But he’s the one who is expected to have the answers, he’s the one who everyone turns to, the one everyone complains to, the one who feels at the sharp end of things.
And he sees the frustrations of the Israelites, he hears the voices raised in anger, the questions, the concerns, the grumbles.
So he comes before God and again is called upon to perform a miracle, he strikes the rock and water flows out. God has again provided.
And we can perhaps see some parallels with our own Christian lives, and perhaps there’s a word here for those of us who take responsibility for leading our congregations!
Sometimes it can feel that our walk together in faith is somewhat lacking in direction! Its hard for a Church to share a vision, we all come from different backgrounds, different experience, different understandings of our faith.
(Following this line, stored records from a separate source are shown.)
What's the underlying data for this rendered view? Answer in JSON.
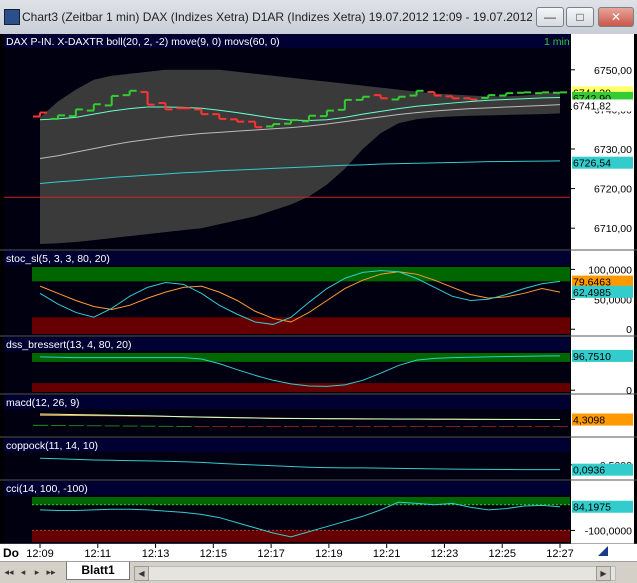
{
  "window": {
    "title": "Chart3 (Zeitbar 1 min)  DAX (Indizes Xetra) D1AR (Indizes Xetra) 19.07.2012 12:09 - 19.07.2012 12...",
    "min_label": "—",
    "max_label": "□",
    "close_label": "✕"
  },
  "sheet": {
    "tab_label": "Blatt1",
    "nav": [
      "◂◂",
      "◂",
      "▸",
      "▸▸"
    ]
  },
  "chart_data": {
    "type": "line",
    "x_axis": {
      "day_label": "Do",
      "ticks": [
        "12:09",
        "12:11",
        "12:13",
        "12:15",
        "12:17",
        "12:19",
        "12:21",
        "12:23",
        "12:25",
        "12:27"
      ]
    },
    "panels": [
      {
        "name": "price",
        "header": "DAX P-IN.  X-DAXTR boll(20, 2, -2) move(9, 0) movs(60, 0)",
        "interval": "1 min",
        "ylim": [
          6705,
          6755
        ],
        "y_ticks": [
          "6750,00",
          "6740,00",
          "6730,00",
          "6720,00",
          "6710,00"
        ],
        "y_tick_values": [
          6750,
          6740,
          6730,
          6720,
          6710
        ],
        "hline": 6717.8,
        "price_bars": [
          {
            "o": 6738.2,
            "c": 6739.2,
            "color": "red"
          },
          {
            "o": 6737.6,
            "c": 6738.5,
            "color": "green"
          },
          {
            "o": 6738.3,
            "c": 6740.0,
            "color": "green"
          },
          {
            "o": 6739.7,
            "c": 6741.3,
            "color": "green"
          },
          {
            "o": 6741.0,
            "c": 6743.4,
            "color": "green"
          },
          {
            "o": 6743.6,
            "c": 6744.7,
            "color": "green"
          },
          {
            "o": 6744.4,
            "c": 6741.2,
            "color": "red"
          },
          {
            "o": 6741.6,
            "c": 6740.0,
            "color": "red"
          },
          {
            "o": 6740.3,
            "c": 6740.3,
            "color": "red"
          },
          {
            "o": 6740.0,
            "c": 6738.8,
            "color": "red"
          },
          {
            "o": 6738.8,
            "c": 6737.6,
            "color": "red"
          },
          {
            "o": 6737.5,
            "c": 6736.9,
            "color": "red"
          },
          {
            "o": 6736.9,
            "c": 6735.5,
            "color": "red"
          },
          {
            "o": 6735.7,
            "c": 6736.3,
            "color": "green"
          },
          {
            "o": 6736.4,
            "c": 6737.3,
            "color": "green"
          },
          {
            "o": 6737.0,
            "c": 6738.4,
            "color": "green"
          },
          {
            "o": 6738.3,
            "c": 6739.7,
            "color": "green"
          },
          {
            "o": 6739.9,
            "c": 6742.4,
            "color": "green"
          },
          {
            "o": 6742.4,
            "c": 6743.2,
            "color": "green"
          },
          {
            "o": 6743.6,
            "c": 6742.8,
            "color": "red"
          },
          {
            "o": 6742.5,
            "c": 6743.2,
            "color": "green"
          },
          {
            "o": 6743.5,
            "c": 6744.7,
            "color": "green"
          },
          {
            "o": 6744.4,
            "c": 6743.5,
            "color": "red"
          },
          {
            "o": 6743.3,
            "c": 6742.8,
            "color": "red"
          },
          {
            "o": 6742.8,
            "c": 6742.5,
            "color": "red"
          },
          {
            "o": 6742.9,
            "c": 6743.6,
            "color": "green"
          },
          {
            "o": 6743.5,
            "c": 6744.1,
            "color": "green"
          },
          {
            "o": 6744.2,
            "c": 6744.3,
            "color": "green"
          },
          {
            "o": 6744.1,
            "c": 6744.3,
            "color": "green"
          },
          {
            "o": 6744.2,
            "c": 6744.3,
            "color": "green"
          }
        ],
        "boll_upper": [
          6738,
          6742,
          6745,
          6747.5,
          6748.5,
          6749,
          6749.5,
          6750,
          6750,
          6750,
          6750,
          6749.5,
          6749,
          6748.5,
          6748,
          6747.5,
          6747,
          6746.5,
          6746,
          6745.5,
          6745,
          6744.5,
          6744,
          6743.8,
          6743.5,
          6743.3,
          6743.3,
          6743.5,
          6744,
          6744.5
        ],
        "boll_lower": [
          6706,
          6706.2,
          6706.5,
          6707,
          6707.5,
          6708,
          6708.5,
          6709,
          6709.5,
          6710,
          6711,
          6712,
          6713,
          6714.5,
          6716,
          6718,
          6721,
          6725,
          6730,
          6734,
          6736.5,
          6737.5,
          6738,
          6738.2,
          6738.4,
          6738.5,
          6738.6,
          6738.7,
          6738.8,
          6739
        ],
        "move_ma": [
          6737.4,
          6737.6,
          6738.0,
          6738.8,
          6739.6,
          6740.2,
          6740.6,
          6740.6,
          6740.5,
          6740.3,
          6739.8,
          6739.2,
          6738.5,
          6737.8,
          6737.3,
          6737.2,
          6737.4,
          6738.0,
          6738.8,
          6739.5,
          6740.2,
          6740.8,
          6741.2,
          6741.6,
          6742.0,
          6742.3,
          6742.5,
          6742.7,
          6742.9,
          6743.0
        ],
        "movs_ma": [
          6727.6,
          6728.3,
          6729.2,
          6730.1,
          6731.0,
          6731.8,
          6732.4,
          6733.0,
          6733.5,
          6733.9,
          6734.2,
          6734.5,
          6734.8,
          6735.1,
          6735.4,
          6735.8,
          6736.3,
          6736.9,
          6737.5,
          6738.1,
          6738.7,
          6739.2,
          6739.6,
          6739.9,
          6740.2,
          6740.4,
          6740.6,
          6740.8,
          6741.0,
          6741.2
        ],
        "long_ma": [
          6721.3,
          6721.7,
          6722.0,
          6722.4,
          6722.8,
          6723.1,
          6723.4,
          6723.7,
          6724.0,
          6724.2,
          6724.5,
          6724.7,
          6724.9,
          6725.1,
          6725.3,
          6725.5,
          6725.7,
          6725.9,
          6726.0,
          6726.2,
          6726.3,
          6726.4,
          6726.5,
          6726.6,
          6726.7,
          6726.8,
          6726.85,
          6726.9,
          6726.95,
          6727.0
        ],
        "value_labels": [
          {
            "text": "6744,30",
            "value": 6744.3,
            "bg": "#ffff66",
            "fg": "#000"
          },
          {
            "text": "6742,90",
            "value": 6742.9,
            "bg": "#33cc33",
            "fg": "#000"
          },
          {
            "text": "6741,82",
            "value": 6741.0,
            "bg": "#ffffff",
            "fg": "#000"
          },
          {
            "text": "6726,54",
            "value": 6726.54,
            "bg": "#33cccc",
            "fg": "#000"
          }
        ]
      },
      {
        "name": "stoc_sl",
        "header": "stoc_sl(5, 3, 3, 80, 20)",
        "ylim": [
          -8,
          104
        ],
        "y_ticks": [
          "100,0000",
          "50,0000",
          "0"
        ],
        "y_tick_values": [
          100,
          50,
          0
        ],
        "band_high": 80,
        "band_low": 20,
        "k_line": [
          60,
          42,
          28,
          20,
          35,
          55,
          70,
          78,
          75,
          60,
          40,
          25,
          12,
          8,
          20,
          45,
          68,
          85,
          95,
          98,
          96,
          85,
          70,
          55,
          48,
          50,
          58,
          68,
          76,
          80
        ],
        "d_line": [
          72,
          60,
          48,
          38,
          33,
          40,
          52,
          62,
          70,
          72,
          62,
          48,
          30,
          18,
          12,
          28,
          48,
          68,
          82,
          92,
          96,
          92,
          82,
          70,
          58,
          52,
          54,
          60,
          68,
          62
        ],
        "value_labels": [
          {
            "text": "79,6463",
            "value": 79.6,
            "bg": "#ff9900",
            "fg": "#000"
          },
          {
            "text": "62,4985",
            "value": 62.5,
            "bg": "#33cccc",
            "fg": "#000"
          }
        ]
      },
      {
        "name": "dss_bressert",
        "header": "dss_bressert(13, 4, 80, 20)",
        "ylim": [
          -5,
          105
        ],
        "y_ticks": [
          "0"
        ],
        "y_tick_values": [
          0
        ],
        "band_high": 80,
        "band_low": 20,
        "line": [
          94,
          93,
          92,
          92,
          92,
          92,
          92,
          92,
          92,
          88,
          75,
          58,
          42,
          28,
          18,
          12,
          11,
          15,
          28,
          48,
          70,
          85,
          90,
          92,
          93,
          94,
          95,
          96,
          96.5,
          96.75
        ],
        "value_labels": [
          {
            "text": "96,7510",
            "value": 96.75,
            "bg": "#33cccc",
            "fg": "#000"
          }
        ]
      },
      {
        "name": "macd",
        "header": "macd(12, 26, 9)",
        "ylim": [
          -6,
          10
        ],
        "y_ticks": [],
        "y_tick_values": [],
        "macd_line": [
          8.0,
          7.8,
          7.6,
          7.4,
          7.2,
          7.0,
          6.8,
          6.5,
          6.2,
          5.9,
          5.7,
          5.5,
          5.3,
          5.1,
          5.0,
          4.9,
          4.8,
          4.8,
          4.7,
          4.7,
          4.6,
          4.6,
          4.5,
          4.5,
          4.4,
          4.4,
          4.35,
          4.33,
          4.31,
          4.3
        ],
        "signal_line": [
          7.2,
          7.1,
          7.0,
          6.9,
          6.8,
          6.7,
          6.6,
          6.4,
          6.2,
          6.0,
          5.8,
          5.6,
          5.4,
          5.2,
          5.1,
          5.0,
          4.9,
          4.85,
          4.8,
          4.75,
          4.7,
          4.65,
          4.6,
          4.55,
          4.5,
          4.45,
          4.4,
          4.38,
          4.35,
          4.33
        ],
        "histogram": [
          0.8,
          0.7,
          0.6,
          0.5,
          0.4,
          0.3,
          0.2,
          0.1,
          0,
          -0.1,
          -0.1,
          -0.1,
          -0.1,
          -0.1,
          -0.1,
          -0.1,
          -0.1,
          -0.05,
          -0.1,
          -0.05,
          -0.1,
          -0.05,
          -0.1,
          -0.05,
          -0.1,
          -0.05,
          -0.05,
          -0.05,
          -0.04,
          -0.03
        ],
        "value_labels": [
          {
            "text": "4,3098",
            "value": 4.3098,
            "bg": "#ff9900",
            "fg": "#000"
          }
        ]
      },
      {
        "name": "coppock",
        "header": "coppock(11, 14, 10)",
        "ylim": [
          -0.6,
          1.4
        ],
        "y_ticks": [
          "0,5000"
        ],
        "y_tick_values": [
          0.5
        ],
        "line": [
          1.05,
          1.0,
          0.95,
          0.9,
          0.88,
          0.85,
          0.83,
          0.8,
          0.75,
          0.7,
          0.62,
          0.55,
          0.48,
          0.42,
          0.36,
          0.3,
          0.26,
          0.24,
          0.24,
          0.22,
          0.2,
          0.18,
          0.16,
          0.14,
          0.13,
          0.12,
          0.11,
          0.1,
          0.095,
          0.0936
        ],
        "value_labels": [
          {
            "text": "0,0936",
            "value": 0.0936,
            "bg": "#33cccc",
            "fg": "#000"
          }
        ]
      },
      {
        "name": "cci",
        "header": "cci(14, 100, -100)",
        "ylim": [
          -190,
          160
        ],
        "y_ticks": [
          "-100,0000"
        ],
        "y_tick_values": [
          -100
        ],
        "band_high": 100,
        "band_low": -100,
        "line": [
          60,
          55,
          55,
          60,
          65,
          65,
          60,
          50,
          40,
          25,
          0,
          -40,
          -80,
          -120,
          -150,
          -110,
          -70,
          -30,
          10,
          60,
          120,
          110,
          100,
          110,
          80,
          60,
          70,
          90,
          95,
          84.2
        ],
        "value_labels": [
          {
            "text": "84,1975",
            "value": 84.2,
            "bg": "#33cccc",
            "fg": "#000"
          }
        ]
      }
    ]
  }
}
We are united by our desire to worship God and to know Christ, but we may all have very different ways of expressing this and we struggle to work together to make our Churches places where all are welcome and all feel at home.
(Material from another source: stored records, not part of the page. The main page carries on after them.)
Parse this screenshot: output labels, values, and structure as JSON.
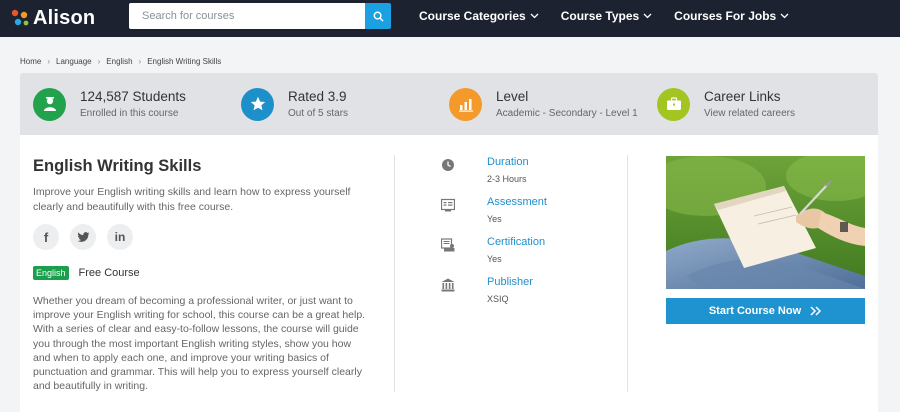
{
  "nav": {
    "logo_text": "Alison",
    "search_placeholder": "Search for courses",
    "links": [
      "Course Categories",
      "Course Types",
      "Courses For Jobs"
    ],
    "brand_color": "#1c2230",
    "accent_color": "#1ba0e1"
  },
  "breadcrumb": [
    "Home",
    "Language",
    "English",
    "English Writing Skills"
  ],
  "stats": [
    {
      "title": "124,587 Students",
      "sub": "Enrolled in this course",
      "icon": "graduate-icon",
      "color": "#22a24c"
    },
    {
      "title": "Rated 3.9",
      "sub": "Out of 5 stars",
      "icon": "star-icon",
      "color": "#1e90c9"
    },
    {
      "title": "Level",
      "sub": "Academic - Secondary - Level 1",
      "icon": "bar-chart-icon",
      "color": "#f39a2b"
    },
    {
      "title": "Career Links",
      "sub": "View related careers",
      "icon": "briefcase-icon",
      "color": "#a3c522"
    }
  ],
  "course": {
    "title": "English Writing Skills",
    "short_desc": "Improve your English writing skills and learn how to express yourself clearly and beautifully with this free course.",
    "social": [
      "f",
      "t",
      "in"
    ],
    "badge": "English",
    "price_label": "Free Course",
    "long_desc": "Whether you dream of becoming a professional writer, or just want to improve your English writing for school, this course can be a great help. With a series of clear and easy-to-follow lessons, the course will guide you through the most important English writing styles, show you how and when to apply each one, and improve your writing basics of punctuation and grammar. This will help you to express yourself clearly and beautifully in writing."
  },
  "meta": [
    {
      "label": "Duration",
      "value": "2-3 Hours",
      "icon": "clock-icon"
    },
    {
      "label": "Assessment",
      "value": "Yes",
      "icon": "assessment-icon"
    },
    {
      "label": "Certification",
      "value": "Yes",
      "icon": "certificate-icon"
    },
    {
      "label": "Publisher",
      "value": "XSIQ",
      "icon": "institution-icon"
    }
  ],
  "cta": {
    "label": "Start Course Now"
  }
}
It can sometimes feel as though there should be someone who holds it all together, and that role is often taken by those of us who have a responsibility for ordained ministry in the Church. And it is true that to a certain point we are responsible for leadership and guidance in the Church. But unlike Moses we don’t have the voice of God in our ear, we don’t spend quite so much time in the direct presence of God, and I personally (unlike Moses) have never had to wear a veil to shield those who meet me from the brightness of the glory of God.
No, in the Church we believe that there is only one who knows the big picture, and that is God, and we are all responsible for the life of the Church. I can see why people often turn to the Clergy to complain about the state of the Church in general, or to express their concerns and their anxieties – but in the end we all have a responsibility for the life and witness of Christ’s Church. We are all called to share the life of Christ with others, we are all responsible for making our Churches places which shed light to our communities and in our world.
In our Gospel reading for today we have a picture of two sons who are asked to help their father in the vineyard. One says ‘no’ and yet goes to help, the other says ‘yes’ but doesn’t actually do anything. In the end, says the passage, it is the one who does something that is obedient to his father, rather than the one who says something but doesn’t do anything. And though this story was particularly aimed at the religious who claimed to be following God but wouldn’t heed the call of Christ, unlike the prostitutes and tax collectors who weren’t considered worthy – it still has a message for us.
We are to be a Church that says and does! We all together have to put our faith into action. We are not to complain about the way things are and then do nothing about it! Nor are we to blame our Clergy and lay leaders for failing to build up the Church and have more people taking part in our services, or failing to get interest going in the Church or whatever. Though those of us who have responsibility for leading services, for pastoral care and for visiting will do our best to fulfil those duties, we are (in the end) not those who will fill our churches. People will be attracted to our fellowships by those who are seeking to share faith, and who are enthusiastic about Christ. And often the contacts will come from our everyday living, from friends, family and neighbours.
We are all in this together, God has called us to share in this task of living, loving, faithful following and proclaiming the Good News of Jesus Christ – may he also give us the grace to do it.